EXERCISE: Each line from the one containing "Output a JSON" through the final line of the records is to be repeated exactly, with no additions.

Items from a data source:
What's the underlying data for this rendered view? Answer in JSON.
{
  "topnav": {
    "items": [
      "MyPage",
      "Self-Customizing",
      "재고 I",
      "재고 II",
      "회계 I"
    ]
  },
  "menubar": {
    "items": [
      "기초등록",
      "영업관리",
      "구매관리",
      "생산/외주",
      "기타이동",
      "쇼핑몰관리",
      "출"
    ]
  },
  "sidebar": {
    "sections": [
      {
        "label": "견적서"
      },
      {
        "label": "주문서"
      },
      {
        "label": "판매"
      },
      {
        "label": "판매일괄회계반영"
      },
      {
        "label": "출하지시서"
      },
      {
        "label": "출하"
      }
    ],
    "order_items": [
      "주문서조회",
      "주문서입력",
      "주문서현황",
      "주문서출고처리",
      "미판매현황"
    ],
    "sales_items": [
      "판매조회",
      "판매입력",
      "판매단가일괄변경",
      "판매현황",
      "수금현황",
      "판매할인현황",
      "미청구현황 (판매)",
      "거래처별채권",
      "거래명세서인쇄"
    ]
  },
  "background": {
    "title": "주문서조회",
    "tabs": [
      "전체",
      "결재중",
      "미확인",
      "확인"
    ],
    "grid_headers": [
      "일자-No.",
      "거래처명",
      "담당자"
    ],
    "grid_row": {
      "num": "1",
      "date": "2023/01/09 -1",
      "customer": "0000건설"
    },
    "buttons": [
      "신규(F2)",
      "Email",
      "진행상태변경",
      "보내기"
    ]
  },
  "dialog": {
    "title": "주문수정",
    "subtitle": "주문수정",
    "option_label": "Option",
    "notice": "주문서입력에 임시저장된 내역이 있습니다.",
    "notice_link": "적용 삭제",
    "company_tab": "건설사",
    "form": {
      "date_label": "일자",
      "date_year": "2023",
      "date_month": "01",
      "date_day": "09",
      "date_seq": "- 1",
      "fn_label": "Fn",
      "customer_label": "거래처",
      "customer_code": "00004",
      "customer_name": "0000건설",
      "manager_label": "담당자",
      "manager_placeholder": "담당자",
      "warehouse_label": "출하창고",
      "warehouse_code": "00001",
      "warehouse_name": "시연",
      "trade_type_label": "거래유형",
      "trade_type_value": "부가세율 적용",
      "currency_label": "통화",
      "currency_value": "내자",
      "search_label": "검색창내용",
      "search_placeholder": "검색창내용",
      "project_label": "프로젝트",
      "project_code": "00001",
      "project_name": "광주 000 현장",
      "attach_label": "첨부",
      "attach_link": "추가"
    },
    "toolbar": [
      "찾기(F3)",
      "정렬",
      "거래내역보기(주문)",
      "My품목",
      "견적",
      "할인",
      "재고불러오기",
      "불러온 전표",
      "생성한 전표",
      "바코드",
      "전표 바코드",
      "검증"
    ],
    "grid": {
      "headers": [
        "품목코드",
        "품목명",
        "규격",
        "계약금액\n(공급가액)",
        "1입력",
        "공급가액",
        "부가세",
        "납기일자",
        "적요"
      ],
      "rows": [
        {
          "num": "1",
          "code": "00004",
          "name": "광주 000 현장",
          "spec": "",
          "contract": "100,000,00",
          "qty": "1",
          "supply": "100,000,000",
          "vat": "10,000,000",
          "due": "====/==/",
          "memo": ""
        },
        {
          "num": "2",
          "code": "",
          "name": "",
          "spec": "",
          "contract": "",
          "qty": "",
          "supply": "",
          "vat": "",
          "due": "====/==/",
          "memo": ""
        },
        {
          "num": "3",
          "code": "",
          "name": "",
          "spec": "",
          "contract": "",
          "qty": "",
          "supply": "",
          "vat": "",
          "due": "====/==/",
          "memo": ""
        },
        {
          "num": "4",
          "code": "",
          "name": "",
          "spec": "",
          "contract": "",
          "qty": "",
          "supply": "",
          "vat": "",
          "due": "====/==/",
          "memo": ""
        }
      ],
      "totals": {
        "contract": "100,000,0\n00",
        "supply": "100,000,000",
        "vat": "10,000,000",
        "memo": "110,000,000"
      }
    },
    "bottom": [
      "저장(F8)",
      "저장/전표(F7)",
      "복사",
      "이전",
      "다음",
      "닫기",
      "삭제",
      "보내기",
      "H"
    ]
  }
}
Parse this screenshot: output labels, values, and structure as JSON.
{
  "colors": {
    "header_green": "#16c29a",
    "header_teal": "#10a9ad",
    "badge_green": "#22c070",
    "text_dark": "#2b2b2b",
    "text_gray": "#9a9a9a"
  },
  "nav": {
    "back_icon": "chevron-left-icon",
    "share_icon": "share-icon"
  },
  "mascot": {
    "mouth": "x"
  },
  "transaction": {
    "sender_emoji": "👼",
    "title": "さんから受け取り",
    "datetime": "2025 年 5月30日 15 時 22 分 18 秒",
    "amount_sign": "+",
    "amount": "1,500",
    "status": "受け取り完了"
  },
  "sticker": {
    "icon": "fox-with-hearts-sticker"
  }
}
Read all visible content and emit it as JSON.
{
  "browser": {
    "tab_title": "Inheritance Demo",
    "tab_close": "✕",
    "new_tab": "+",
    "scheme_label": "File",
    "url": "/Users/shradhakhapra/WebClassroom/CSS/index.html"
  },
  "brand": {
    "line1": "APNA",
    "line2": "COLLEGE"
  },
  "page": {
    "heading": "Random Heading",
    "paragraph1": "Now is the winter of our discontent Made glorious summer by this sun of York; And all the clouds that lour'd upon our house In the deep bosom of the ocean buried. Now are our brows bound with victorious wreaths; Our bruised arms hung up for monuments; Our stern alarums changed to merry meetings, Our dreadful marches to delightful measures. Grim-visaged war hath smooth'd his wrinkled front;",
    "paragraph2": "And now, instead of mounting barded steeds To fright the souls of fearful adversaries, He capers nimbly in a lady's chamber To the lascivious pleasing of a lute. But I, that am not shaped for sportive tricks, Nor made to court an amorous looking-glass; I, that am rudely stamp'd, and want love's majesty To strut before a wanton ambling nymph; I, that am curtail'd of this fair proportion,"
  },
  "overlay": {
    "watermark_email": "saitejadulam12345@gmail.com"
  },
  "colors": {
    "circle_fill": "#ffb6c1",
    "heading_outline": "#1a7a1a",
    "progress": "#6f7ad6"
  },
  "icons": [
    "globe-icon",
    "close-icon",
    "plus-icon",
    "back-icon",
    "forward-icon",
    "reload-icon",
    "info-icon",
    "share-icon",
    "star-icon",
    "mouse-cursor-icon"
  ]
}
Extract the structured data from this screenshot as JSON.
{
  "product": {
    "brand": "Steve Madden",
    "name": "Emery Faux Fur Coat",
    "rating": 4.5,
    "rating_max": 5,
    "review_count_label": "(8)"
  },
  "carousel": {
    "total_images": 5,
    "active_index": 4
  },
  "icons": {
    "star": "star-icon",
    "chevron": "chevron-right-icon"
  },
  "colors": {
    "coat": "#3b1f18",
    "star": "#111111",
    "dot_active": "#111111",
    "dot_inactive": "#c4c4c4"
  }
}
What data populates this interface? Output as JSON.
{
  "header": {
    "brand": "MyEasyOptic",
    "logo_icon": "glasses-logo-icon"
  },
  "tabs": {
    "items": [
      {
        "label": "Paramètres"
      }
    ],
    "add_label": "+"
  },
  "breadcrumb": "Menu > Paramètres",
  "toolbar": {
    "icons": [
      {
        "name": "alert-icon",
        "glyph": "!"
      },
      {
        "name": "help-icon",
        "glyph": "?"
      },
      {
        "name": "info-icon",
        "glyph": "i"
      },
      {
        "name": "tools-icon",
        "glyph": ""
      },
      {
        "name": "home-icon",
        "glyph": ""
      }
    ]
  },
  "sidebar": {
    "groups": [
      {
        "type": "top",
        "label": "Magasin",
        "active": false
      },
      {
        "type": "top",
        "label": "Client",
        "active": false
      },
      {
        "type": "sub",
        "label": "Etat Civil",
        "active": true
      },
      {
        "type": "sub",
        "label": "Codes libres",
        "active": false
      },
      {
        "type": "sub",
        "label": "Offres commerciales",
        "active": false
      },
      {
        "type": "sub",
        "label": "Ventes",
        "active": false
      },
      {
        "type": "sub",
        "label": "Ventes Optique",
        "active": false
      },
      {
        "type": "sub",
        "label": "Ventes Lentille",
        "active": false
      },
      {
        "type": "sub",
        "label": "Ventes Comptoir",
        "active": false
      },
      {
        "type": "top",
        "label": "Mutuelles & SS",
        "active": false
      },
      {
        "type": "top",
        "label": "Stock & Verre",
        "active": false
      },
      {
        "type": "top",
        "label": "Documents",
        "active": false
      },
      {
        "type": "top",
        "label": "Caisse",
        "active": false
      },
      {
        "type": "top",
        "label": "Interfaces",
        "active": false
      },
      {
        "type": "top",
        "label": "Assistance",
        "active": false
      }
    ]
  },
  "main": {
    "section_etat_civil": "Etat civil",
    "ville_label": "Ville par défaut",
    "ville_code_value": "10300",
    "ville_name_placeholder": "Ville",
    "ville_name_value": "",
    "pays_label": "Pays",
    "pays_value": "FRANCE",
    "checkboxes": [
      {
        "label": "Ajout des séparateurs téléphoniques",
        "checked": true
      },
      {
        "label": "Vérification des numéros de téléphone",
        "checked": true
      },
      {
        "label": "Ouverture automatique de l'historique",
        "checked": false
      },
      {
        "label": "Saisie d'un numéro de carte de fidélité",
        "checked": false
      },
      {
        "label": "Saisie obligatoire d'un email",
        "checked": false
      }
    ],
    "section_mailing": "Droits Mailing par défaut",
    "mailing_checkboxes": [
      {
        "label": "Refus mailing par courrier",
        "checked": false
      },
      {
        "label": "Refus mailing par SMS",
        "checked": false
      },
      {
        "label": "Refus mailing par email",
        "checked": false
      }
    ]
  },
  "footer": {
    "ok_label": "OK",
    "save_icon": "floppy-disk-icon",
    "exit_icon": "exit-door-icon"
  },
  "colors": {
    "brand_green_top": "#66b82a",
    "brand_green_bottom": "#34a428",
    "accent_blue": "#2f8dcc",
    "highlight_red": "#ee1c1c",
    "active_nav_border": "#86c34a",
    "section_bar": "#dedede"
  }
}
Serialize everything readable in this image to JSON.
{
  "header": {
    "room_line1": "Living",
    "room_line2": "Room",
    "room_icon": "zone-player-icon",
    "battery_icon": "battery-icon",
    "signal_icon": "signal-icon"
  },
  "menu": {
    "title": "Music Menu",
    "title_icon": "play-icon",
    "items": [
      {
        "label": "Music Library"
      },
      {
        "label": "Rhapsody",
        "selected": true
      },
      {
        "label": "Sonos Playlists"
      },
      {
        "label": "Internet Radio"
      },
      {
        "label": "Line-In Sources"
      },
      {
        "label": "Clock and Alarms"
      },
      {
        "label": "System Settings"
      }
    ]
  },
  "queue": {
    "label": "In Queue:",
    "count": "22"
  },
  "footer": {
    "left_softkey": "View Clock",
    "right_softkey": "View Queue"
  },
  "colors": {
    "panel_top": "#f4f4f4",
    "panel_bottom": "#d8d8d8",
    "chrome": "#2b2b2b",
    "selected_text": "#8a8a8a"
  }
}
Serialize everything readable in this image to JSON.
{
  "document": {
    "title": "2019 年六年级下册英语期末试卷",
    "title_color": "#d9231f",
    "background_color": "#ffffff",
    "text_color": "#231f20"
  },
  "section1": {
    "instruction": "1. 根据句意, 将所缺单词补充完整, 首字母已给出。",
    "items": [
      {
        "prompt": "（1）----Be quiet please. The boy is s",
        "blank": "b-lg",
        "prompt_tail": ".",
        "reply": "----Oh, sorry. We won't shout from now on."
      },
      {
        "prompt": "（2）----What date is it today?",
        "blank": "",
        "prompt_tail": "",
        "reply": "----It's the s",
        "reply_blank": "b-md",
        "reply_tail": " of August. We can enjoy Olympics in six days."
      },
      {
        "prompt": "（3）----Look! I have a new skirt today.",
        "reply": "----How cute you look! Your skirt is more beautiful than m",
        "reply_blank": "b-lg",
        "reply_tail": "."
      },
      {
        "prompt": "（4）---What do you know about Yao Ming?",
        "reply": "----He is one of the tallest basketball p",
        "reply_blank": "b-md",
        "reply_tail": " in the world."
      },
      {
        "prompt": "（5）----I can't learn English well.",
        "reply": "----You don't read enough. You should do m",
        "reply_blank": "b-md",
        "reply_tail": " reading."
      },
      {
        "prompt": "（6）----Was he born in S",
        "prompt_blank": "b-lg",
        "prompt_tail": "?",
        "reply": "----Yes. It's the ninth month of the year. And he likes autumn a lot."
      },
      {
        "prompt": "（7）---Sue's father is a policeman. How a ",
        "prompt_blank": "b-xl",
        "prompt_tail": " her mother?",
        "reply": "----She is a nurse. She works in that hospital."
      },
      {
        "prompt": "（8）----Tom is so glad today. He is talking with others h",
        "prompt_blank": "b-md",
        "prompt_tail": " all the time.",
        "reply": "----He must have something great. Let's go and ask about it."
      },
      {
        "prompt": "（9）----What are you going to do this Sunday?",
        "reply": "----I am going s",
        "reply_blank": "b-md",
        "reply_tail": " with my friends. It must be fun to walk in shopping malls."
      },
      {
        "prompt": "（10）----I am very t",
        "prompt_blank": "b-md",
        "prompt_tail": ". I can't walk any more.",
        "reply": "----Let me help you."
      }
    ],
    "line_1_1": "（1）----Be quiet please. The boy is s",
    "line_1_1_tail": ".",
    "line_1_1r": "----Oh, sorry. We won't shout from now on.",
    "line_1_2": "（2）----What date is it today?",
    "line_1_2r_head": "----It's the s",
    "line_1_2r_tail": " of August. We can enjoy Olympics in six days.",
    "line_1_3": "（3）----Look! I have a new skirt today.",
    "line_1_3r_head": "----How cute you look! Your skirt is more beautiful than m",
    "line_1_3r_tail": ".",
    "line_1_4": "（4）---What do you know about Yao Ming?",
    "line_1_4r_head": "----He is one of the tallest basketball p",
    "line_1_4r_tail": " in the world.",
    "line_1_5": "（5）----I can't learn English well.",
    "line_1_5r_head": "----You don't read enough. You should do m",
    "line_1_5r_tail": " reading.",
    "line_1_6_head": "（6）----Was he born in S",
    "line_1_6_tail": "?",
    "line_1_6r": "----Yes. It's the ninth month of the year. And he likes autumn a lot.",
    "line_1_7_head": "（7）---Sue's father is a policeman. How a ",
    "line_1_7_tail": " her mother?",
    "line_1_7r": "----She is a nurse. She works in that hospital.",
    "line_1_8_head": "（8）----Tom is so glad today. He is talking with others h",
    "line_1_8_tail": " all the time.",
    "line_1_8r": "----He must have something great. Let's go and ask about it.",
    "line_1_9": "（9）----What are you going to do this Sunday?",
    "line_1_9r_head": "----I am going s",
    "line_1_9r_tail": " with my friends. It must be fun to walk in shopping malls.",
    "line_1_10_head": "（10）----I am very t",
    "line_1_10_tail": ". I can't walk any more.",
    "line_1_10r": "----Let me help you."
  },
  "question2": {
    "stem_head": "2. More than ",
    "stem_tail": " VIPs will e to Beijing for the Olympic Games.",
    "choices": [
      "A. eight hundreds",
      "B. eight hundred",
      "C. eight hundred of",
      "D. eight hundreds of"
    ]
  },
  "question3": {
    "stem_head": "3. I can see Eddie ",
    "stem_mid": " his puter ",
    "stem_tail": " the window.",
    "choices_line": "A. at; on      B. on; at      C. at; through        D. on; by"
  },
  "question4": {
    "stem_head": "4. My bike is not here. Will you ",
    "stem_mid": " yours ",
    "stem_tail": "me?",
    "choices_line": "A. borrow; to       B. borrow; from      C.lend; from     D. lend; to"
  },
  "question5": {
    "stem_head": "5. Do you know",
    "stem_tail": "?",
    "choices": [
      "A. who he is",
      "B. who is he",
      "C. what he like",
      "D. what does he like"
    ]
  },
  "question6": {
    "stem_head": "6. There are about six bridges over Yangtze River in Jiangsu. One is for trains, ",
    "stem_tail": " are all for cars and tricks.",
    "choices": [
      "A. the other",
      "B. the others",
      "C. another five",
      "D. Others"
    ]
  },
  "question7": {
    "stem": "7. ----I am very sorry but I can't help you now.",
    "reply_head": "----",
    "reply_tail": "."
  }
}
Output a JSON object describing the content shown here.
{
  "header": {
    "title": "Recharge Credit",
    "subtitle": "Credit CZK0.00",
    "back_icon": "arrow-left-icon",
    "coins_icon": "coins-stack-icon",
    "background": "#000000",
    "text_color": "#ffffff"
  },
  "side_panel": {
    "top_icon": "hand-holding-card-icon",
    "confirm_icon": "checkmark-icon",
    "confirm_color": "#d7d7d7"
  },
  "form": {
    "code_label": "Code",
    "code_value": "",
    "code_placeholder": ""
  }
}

OUTPUT OF THE TASK:
Output a JSON object describing the content shown here.
{
  "header": {
    "title": "Recharge Credit",
    "subtitle": "Credit CZK0.00",
    "back_icon": "arrow-left-icon",
    "coins_icon": "coins-stack-icon",
    "background": "#000000",
    "text_color": "#ffffff"
  },
  "side_panel": {
    "top_icon": "hand-holding-card-icon",
    "confirm_icon": "checkmark-icon",
    "confirm_color": "#d7d7d7"
  },
  "form": {
    "code_label": "Code",
    "code_value": "",
    "code_placeholder": ""
  }
}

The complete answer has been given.